• Work to complete: Restate all of the records below exactly. Do not carry over any image.

• Materials provided:

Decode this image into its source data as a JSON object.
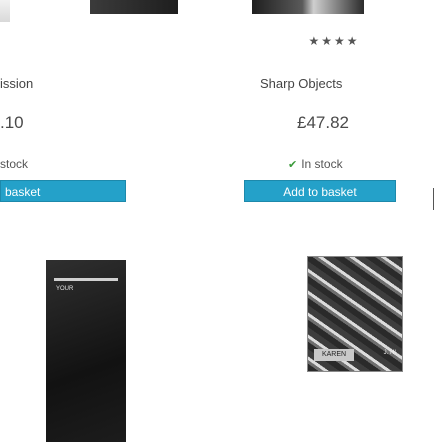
{
  "products": [
    {
      "title": "ission",
      "price": ".10",
      "stock": "stock",
      "button_label": "basket"
    },
    {
      "rating": "★★★★",
      "title": "Sharp Objects",
      "price": "£47.82",
      "stock_icon": "check-icon",
      "stock": "In stock",
      "button_label": "Add to basket",
      "cover_badge": "KAREN",
      "cover_author": "J. HI"
    }
  ],
  "bottom_left_cover_tag": "YOUR",
  "colors": {
    "button_bg": "#24a1c9",
    "button_text": "#ffffff",
    "in_stock_check": "#3a9a3a",
    "text": "#444444"
  }
}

• Solution for this exercise:
Decode this image into its source data as a JSON object.
{
  "products": [
    {
      "title": "ission",
      "price": ".10",
      "stock": "stock",
      "button_label": "basket"
    },
    {
      "rating": "★★★★",
      "title": "Sharp Objects",
      "price": "£47.82",
      "stock_icon": "check-icon",
      "stock": "In stock",
      "button_label": "Add to basket",
      "cover_badge": "KAREN",
      "cover_author": "J. HI"
    }
  ],
  "bottom_left_cover_tag": "YOUR",
  "colors": {
    "button_bg": "#24a1c9",
    "button_text": "#ffffff",
    "in_stock_check": "#3a9a3a",
    "text": "#444444"
  }
}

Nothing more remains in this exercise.